Each FRC match pits 3 schools on an alliance against 3 other schools. Roughly 12 qualification matches are played by each school with randomly generated teammates and opponents for each match. Qualification matches are followed by elimination rounds, where the top 8 teams pick 2 robots from the remaining field to compete together with for the remainder of the tournament.

The welcome screen of the scouter.

Process and Results

My robotics team, Team 4855 Ramageddon, had long struggled to find an efficient way to scout robots at competitions, an important task given that roughly 40 robots will compete at any given event. One of the main constraints to develop under was the lack of reliable internet; due to the volume of people present at a competition, most venues cannot deliver consistent wi-fi, meaning the scouting solution would have to function while 100% offline. Most students on the team had access to only a cell phone or a school-provided Chromebook, so the solution would have to operate properly on any device.

My solution was a web app that would be downloaded onto a student's hard drive and open inside their web browser through simple HTML pages. All the data processing and analaysis was done through JavaScript.

Each scout would watch one single robot during each qualification match and take notes on its various behaviors during a match, including how many points it scored. Once a scout had collected some data, they exported their results into a file, which was handed over to a lead scout via flash drive, who then imported the data into their own system.

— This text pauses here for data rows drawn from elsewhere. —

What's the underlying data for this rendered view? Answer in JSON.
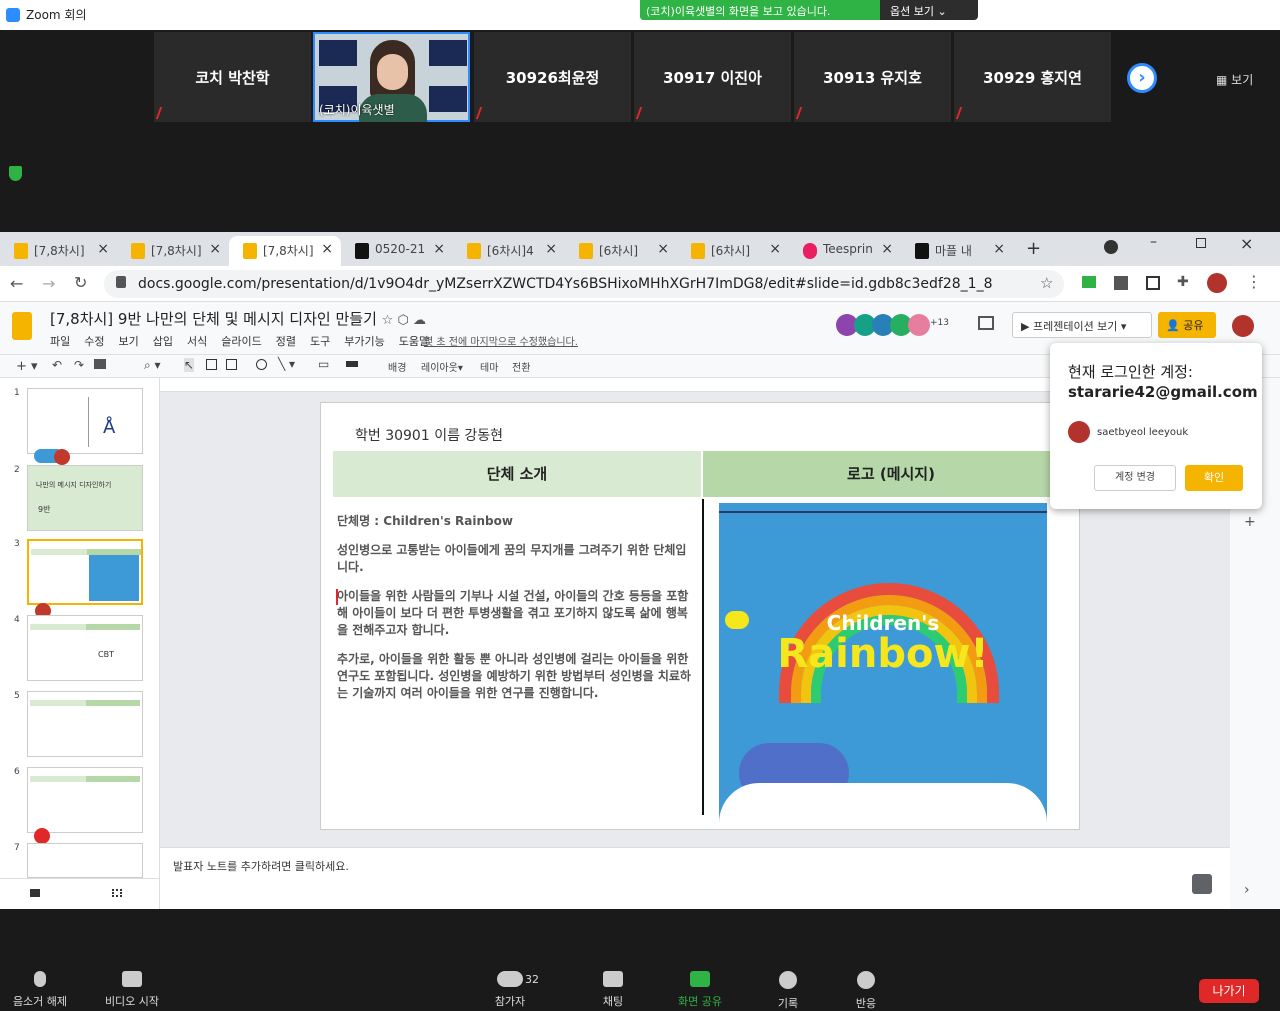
{
  "zoom": {
    "window_title": "Zoom 회의",
    "share_banner": "(코치)이육샛별의 화면을 보고 있습니다.",
    "options_label": "옵션 보기",
    "view_label": "보기",
    "participants": [
      {
        "name": "코치 박찬학"
      },
      {
        "name": "(코치)이육샛별"
      },
      {
        "name": "30926최윤정"
      },
      {
        "name": "30917 이진아"
      },
      {
        "name": "30913 유지호"
      },
      {
        "name": "30929 홍지연"
      }
    ],
    "bottom": {
      "unmute": "음소거 해제",
      "video": "비디오 시작",
      "participants": "참가자",
      "participant_count": "32",
      "chat": "채팅",
      "share": "화면 공유",
      "record": "기록",
      "reactions": "반응",
      "leave": "나가기"
    }
  },
  "browser": {
    "tabs": [
      {
        "label": "[7,8차시]"
      },
      {
        "label": "[7,8차시]"
      },
      {
        "label": "[7,8차시]"
      },
      {
        "label": "0520-21"
      },
      {
        "label": "[6차시]4"
      },
      {
        "label": "[6차시]"
      },
      {
        "label": "[6차시]"
      },
      {
        "label": "Teesprin"
      },
      {
        "label": "마플 내"
      }
    ],
    "url": "docs.google.com/presentation/d/1v9O4dr_yMZserrXZWCTD4Ys6BSHixoMHhXGrH7ImDG8/edit#slide=id.gdb8c3edf28_1_8"
  },
  "slides": {
    "title": "[7,8차시] 9반 나만의 단체 및 메시지 디자인 만들기",
    "menus": [
      "파일",
      "수정",
      "보기",
      "삽입",
      "서식",
      "슬라이드",
      "정렬",
      "도구",
      "부가기능",
      "도움말"
    ],
    "last_edit": "몇 초 전에 마지막으로 수정했습니다.",
    "present_label": "프레젠테이션 보기",
    "share_label": "공유",
    "collab_count": "+13",
    "toolbar": {
      "background": "배경",
      "layout": "레이아웃",
      "theme": "테마",
      "transition": "전환"
    },
    "speaker_notes": "발표자 노트를 추가하려면 클릭하세요.",
    "slide_numbers": [
      "1",
      "2",
      "3",
      "4",
      "5",
      "6",
      "7"
    ],
    "thumb2_text": "나만의 메시지 디자인하기",
    "thumb2_class": "9반",
    "slide": {
      "student": "학번 30901  이름 강동현",
      "col1_header": "단체 소개",
      "col2_header": "로고 (메시지)",
      "org_name": "단체명 : Children's Rainbow",
      "para1": "성인병으로 고통받는 아이들에게 꿈의 무지개를 그려주기 위한 단체입니다.",
      "para2": "아이들을 위한 사람들의 기부나 시설 건설, 아이들의 간호 등등을 포함해 아이들이 보다 더 편한 투병생활을 겪고 포기하지 않도록 삶에 행복을 전해주고자 합니다.",
      "para3": "추가로, 아이들을 위한 활동 뿐 아니라 성인병에 걸리는 아이들을 위한 연구도 포함됩니다. 성인병을 예방하기 위한 방법부터 성인병을 치료하는 기술까지 여러 아이들을 위한 연구를 진행합니다.",
      "logo_line1": "Children's",
      "logo_line2": "Rainbow!"
    }
  },
  "account_popup": {
    "heading": "현재 로그인한 계정:",
    "email": "stararie42@gmail.com",
    "user": "saetbyeol leeyouk",
    "switch": "계정 변경",
    "confirm": "확인"
  }
}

Left: the form a scout fills out while watching a robot. Scouts can add their own comments at the end. Right: the main app view of a scout who has collected data from a few different robots.

The lead scout can leverage the data they have and use it with multiple different analysis tools. A numerical RPI (Ramageddon Power Index) is assessed to every team in the lead scout's system, functioning much like a power rating calculated by determing a robot's average score contribution. The app also calculates other statistics for each robot, such as its likelihood to play defense during a match, its average defensive strength, and its likelihood to successfully climb at the end of a match.

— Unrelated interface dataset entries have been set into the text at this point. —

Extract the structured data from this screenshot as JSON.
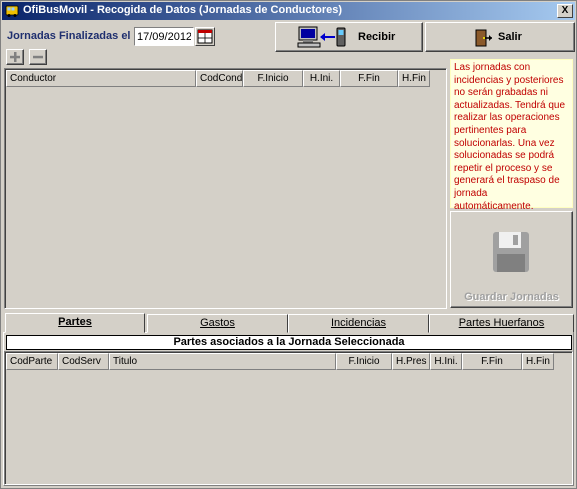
{
  "window": {
    "title": "OfiBusMovil - Recogida de Datos (Jornadas de Conductores)",
    "close_label": "X"
  },
  "toolbar": {
    "date_label": "Jornadas Finalizadas el",
    "date_value": "17/09/2012",
    "receive_label": "Recibir",
    "exit_label": "Salir"
  },
  "jornadas_grid": {
    "columns": [
      "Conductor",
      "CodCond",
      "F.Inicio",
      "H.Ini.",
      "F.Fin",
      "H.Fin"
    ],
    "rows": []
  },
  "notice": "Las jornadas con incidencias y  posteriores no serán grabadas ni actualizadas. Tendrá que realizar las operaciones pertinentes para solucionarlas. Una vez solucionadas se podrá repetir el proceso y se generará el traspaso de jornada automáticamente.",
  "save_button": {
    "label": "Guardar Jornadas",
    "enabled": false
  },
  "tabs": [
    {
      "label": "Partes",
      "active": true
    },
    {
      "label": "Gastos",
      "active": false
    },
    {
      "label": "Incidencias",
      "active": false
    },
    {
      "label": "Partes Huerfanos",
      "active": false
    }
  ],
  "partes_panel": {
    "title": "Partes asociados a la Jornada Seleccionada",
    "columns": [
      "CodParte",
      "CodServ",
      "Titulo",
      "F.Inicio",
      "H.Pres",
      "H.Ini.",
      "F.Fin",
      "H.Fin"
    ],
    "rows": []
  },
  "colors": {
    "window_bg": "#d4d0c8",
    "title_start": "#0a246a",
    "title_end": "#a6caf0",
    "notice_bg": "#ffffe1",
    "notice_text": "#c00000",
    "label_text": "#1f2f6f"
  },
  "icons": {
    "app": "bus-app-icon",
    "calendar": "calendar-icon",
    "receive": "computer-phone-transfer-icon",
    "exit": "exit-door-icon",
    "add": "plus-icon",
    "remove": "minus-icon",
    "save": "floppy-disk-icon"
  }
}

A summary for team 4003. This team was given a 43.8 RPI rating based on its performance during this event. Each individual scouting report is shown below the summary.

The lead scout also has access to a match simulator, which can predict the results of any 3 versus 3 match-up. The simulation gives a detailed scoring breakdown that emulates the breakdown used on visual displays at events. It also generates different insights, such as the average RPI of the team, the strongest scorers, and either one or two different textual insights on each alliance's keys to winning the game.

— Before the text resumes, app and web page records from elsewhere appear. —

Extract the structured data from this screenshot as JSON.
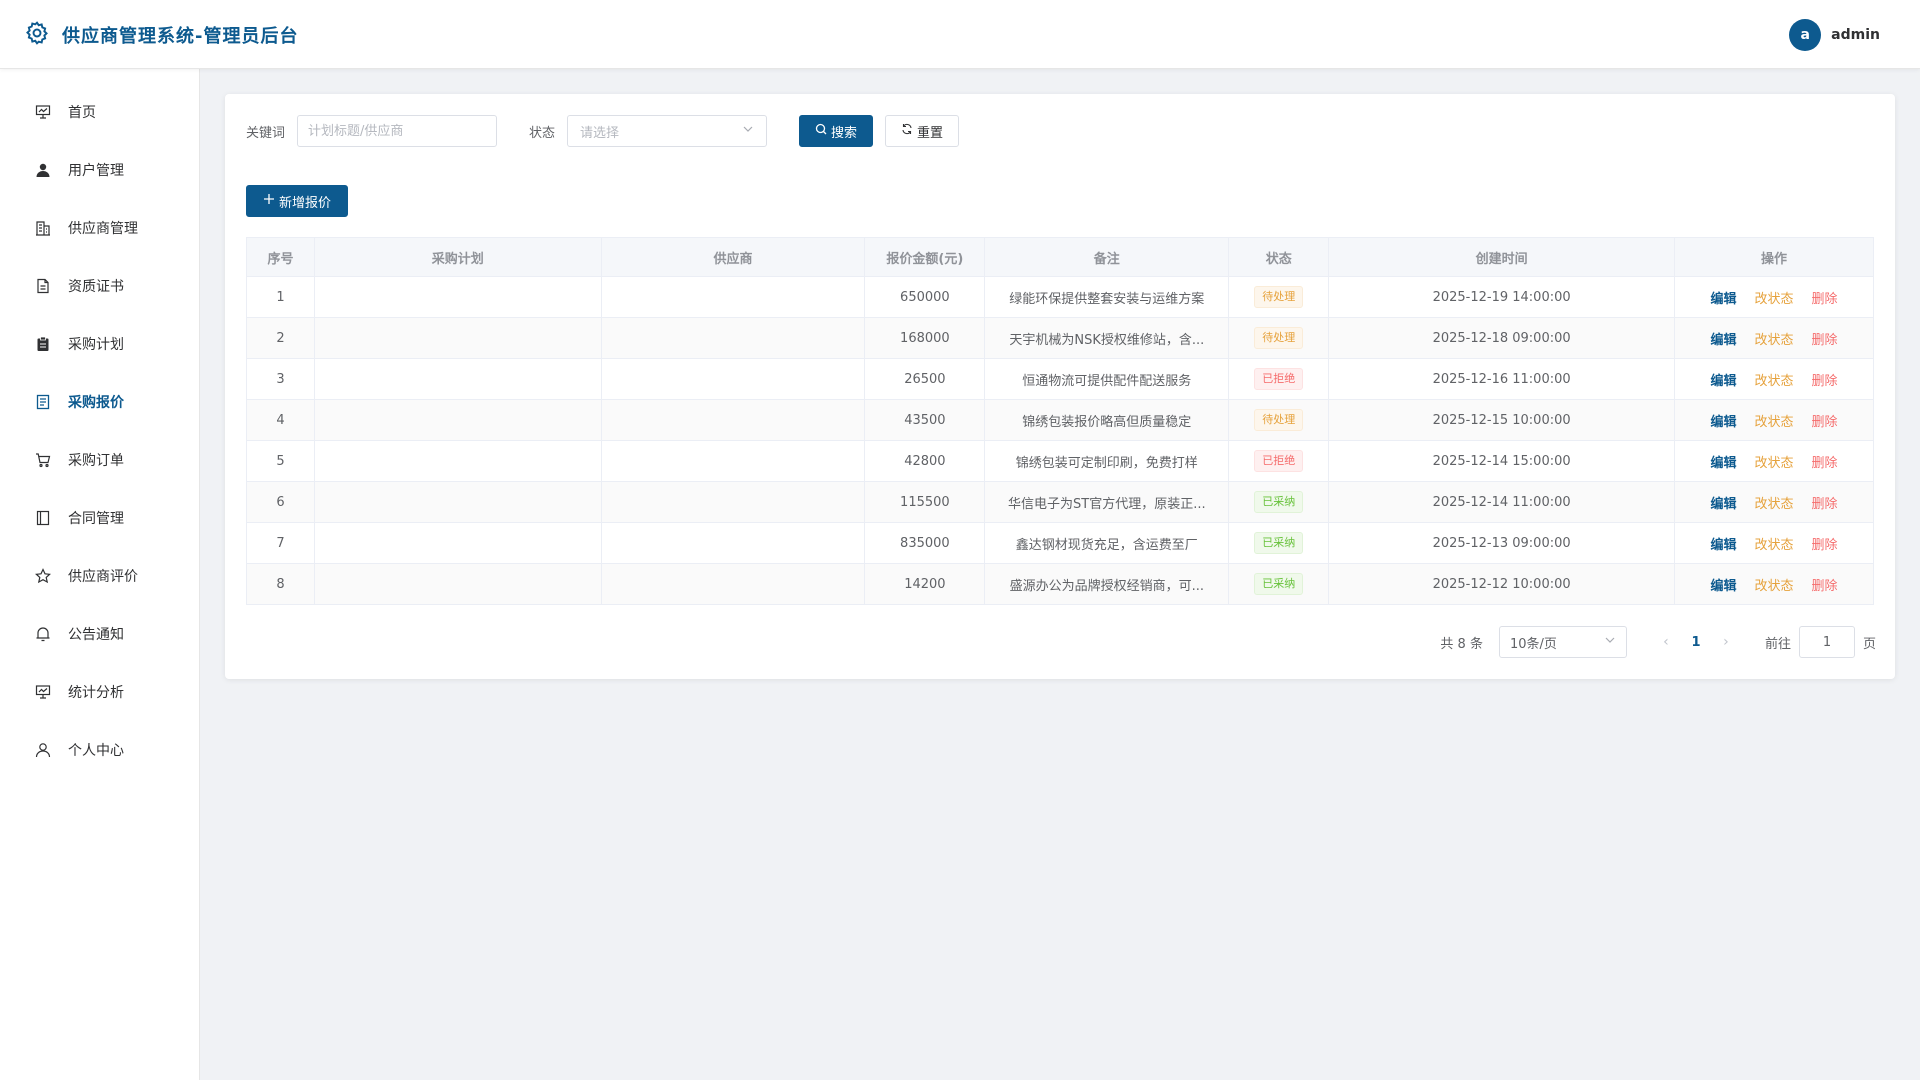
{
  "header": {
    "title": "供应商管理系统-管理员后台",
    "avatar_letter": "a",
    "username": "admin"
  },
  "sidebar": {
    "items": [
      {
        "label": "首页",
        "icon": "dashboard-icon"
      },
      {
        "label": "用户管理",
        "icon": "user-icon"
      },
      {
        "label": "供应商管理",
        "icon": "building-icon"
      },
      {
        "label": "资质证书",
        "icon": "document-icon"
      },
      {
        "label": "采购计划",
        "icon": "clipboard-icon"
      },
      {
        "label": "采购报价",
        "icon": "tickets-icon",
        "active": true
      },
      {
        "label": "采购订单",
        "icon": "cart-icon"
      },
      {
        "label": "合同管理",
        "icon": "notebook-icon"
      },
      {
        "label": "供应商评价",
        "icon": "star-icon"
      },
      {
        "label": "公告通知",
        "icon": "bell-icon"
      },
      {
        "label": "统计分析",
        "icon": "chart-icon"
      },
      {
        "label": "个人中心",
        "icon": "person-icon"
      }
    ]
  },
  "filter": {
    "keyword_label": "关键词",
    "keyword_placeholder": "计划标题/供应商",
    "keyword_value": "",
    "status_label": "状态",
    "status_placeholder": "请选择",
    "search_label": "搜索",
    "reset_label": "重置"
  },
  "toolbar": {
    "add_label": "新增报价"
  },
  "table": {
    "columns": [
      "序号",
      "采购计划",
      "供应商",
      "报价金额(元)",
      "备注",
      "状态",
      "创建时间",
      "操作"
    ],
    "actions": {
      "edit": "编辑",
      "status": "改状态",
      "delete": "删除"
    },
    "rows": [
      {
        "idx": "1",
        "plan": "",
        "supplier": "",
        "amount": "650000",
        "note": "绿能环保提供整套安装与运维方案",
        "status": "待处理",
        "status_type": "pending",
        "time": "2025-12-19 14:00:00"
      },
      {
        "idx": "2",
        "plan": "",
        "supplier": "",
        "amount": "168000",
        "note": "天宇机械为NSK授权维修站，含...",
        "status": "待处理",
        "status_type": "pending",
        "time": "2025-12-18 09:00:00"
      },
      {
        "idx": "3",
        "plan": "",
        "supplier": "",
        "amount": "26500",
        "note": "恒通物流可提供配件配送服务",
        "status": "已拒绝",
        "status_type": "rejected",
        "time": "2025-12-16 11:00:00"
      },
      {
        "idx": "4",
        "plan": "",
        "supplier": "",
        "amount": "43500",
        "note": "锦绣包装报价略高但质量稳定",
        "status": "待处理",
        "status_type": "pending",
        "time": "2025-12-15 10:00:00"
      },
      {
        "idx": "5",
        "plan": "",
        "supplier": "",
        "amount": "42800",
        "note": "锦绣包装可定制印刷，免费打样",
        "status": "已拒绝",
        "status_type": "rejected",
        "time": "2025-12-14 15:00:00"
      },
      {
        "idx": "6",
        "plan": "",
        "supplier": "",
        "amount": "115500",
        "note": "华信电子为ST官方代理，原装正...",
        "status": "已采纳",
        "status_type": "accepted",
        "time": "2025-12-14 11:00:00"
      },
      {
        "idx": "7",
        "plan": "",
        "supplier": "",
        "amount": "835000",
        "note": "鑫达钢材现货充足，含运费至厂",
        "status": "已采纳",
        "status_type": "accepted",
        "time": "2025-12-13 09:00:00"
      },
      {
        "idx": "8",
        "plan": "",
        "supplier": "",
        "amount": "14200",
        "note": "盛源办公为品牌授权经销商，可...",
        "status": "已采纳",
        "status_type": "accepted",
        "time": "2025-12-12 10:00:00"
      }
    ]
  },
  "pagination": {
    "total_text": "共 8 条",
    "page_size": "10条/页",
    "current_page": "1",
    "goto_label": "前往",
    "goto_value": "1",
    "page_suffix": "页"
  },
  "colors": {
    "brand": "#0d5a8f",
    "pending": "#e6a23c",
    "rejected": "#f56c6c",
    "accepted": "#67c23a"
  }
}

This hypothetical match-up predicts the blue alliance winning the match, 95-82, and winning 2 ranking points (RP). When the scoring margin is predicted to be within 3 points, the simulation declares a toss-up.

I also developed a tool to help teams in the top 8 narrow down their selections when they start to pick robots for the elimination rounds. The picklist generator allows a team to keep track of which teams have already been chosen or are no longer available for selection.

This grid shows all 40 teams at the event, along with a checkbox for whether or not they are still available. Any team can also be "blacklisted" if the users decide they aren't interested in a certain team for any reason.

Below the grid of teams is a compiled list of all the remaining teams that can then be sorted by any attribute. There are options for the best overall team, best scoring team, or best defensive team. If the user is looking for a combination of different strengths, they can select "Custom" and use dials to tune which attributes are the most important to them. Teams are then sorted by a "rank value," which is a number determined using various coefficients to weigh each of the team's attributes.

Left: the sorted list and the options to choose from. Teams highlighted in red are blacklisted. Teams here are sorted by defensive abilities, and team 7809 is shown as the best available robot for that constraint. Right: using the custom options, the user wants to find the robot that can climb and play defense the best, while disregarding general scoring abilities.

Team 4855 used this tool during the St. Joseph, Michigan district event, which took place March 5-7, 2020. The team as a whole was greatly pleased with the ease of use and the ability of the lead scout to quickly communicate to the drive team what they were up against in their upcoming matches using the match simulation. Once the event had ended, the match simulator was used to simulate every match played in an attempt to correctly project the winner of each match, which it did with 72% accuracy. Unfortunately, as a result of the COVID-19 pandemic, all remaining events for 2020 were cancelled, and the tool could not be used any further.